WHAT IS REQUIRED >> Search the material below for the string "Catherine" and list each line that holds it.

DATASET >>
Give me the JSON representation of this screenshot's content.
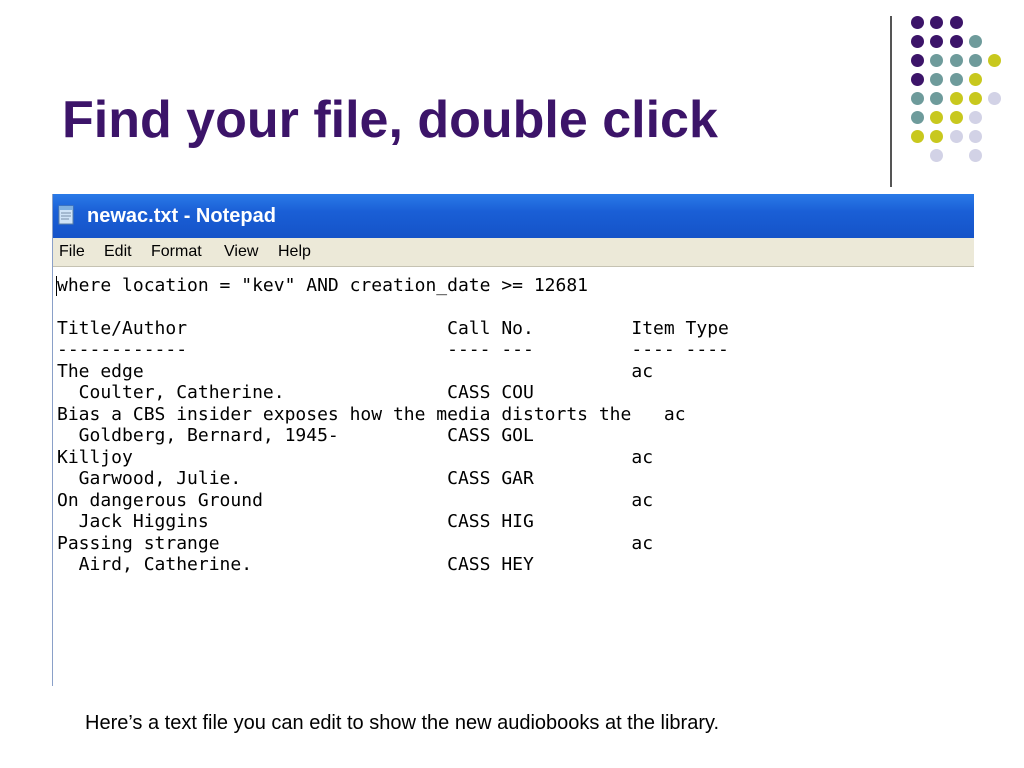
{
  "slide": {
    "title": "Find your file, double click",
    "caption": "Here’s a text file you can edit to show the new audiobooks at the library."
  },
  "notepad": {
    "window_title": "newac.txt - Notepad",
    "menu": [
      "File",
      "Edit",
      "Format",
      "View",
      "Help"
    ],
    "lines": [
      "where location = \"kev\" AND creation_date >= 12681",
      "",
      "Title/Author                        Call No.         Item Type",
      "------------                        ---- ---         ---- ----",
      "The edge                                             ac",
      "  Coulter, Catherine.               CASS COU",
      "Bias a CBS insider exposes how the media distorts the   ac",
      "  Goldberg, Bernard, 1945-          CASS GOL",
      "Killjoy                                              ac",
      "  Garwood, Julie.                   CASS GAR",
      "On dangerous Ground                                  ac",
      "  Jack Higgins                      CASS HIG",
      "Passing strange                                      ac",
      "  Aird, Catherine.                  CASS HEY"
    ]
  },
  "colors": {
    "title": "#3c1469",
    "dot_purple": "#3c1469",
    "dot_teal": "#6e9b9b",
    "dot_yellow": "#c8c81e",
    "dot_lavender": "#d2d2e6",
    "titlebar": "#1a5fd6",
    "menubar": "#ece9d8"
  }
}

WRITTEN REPLY >>
      "  Coulter, Catherine.               CASS COU",
      "  Aird, Catherine.                  CASS HEY"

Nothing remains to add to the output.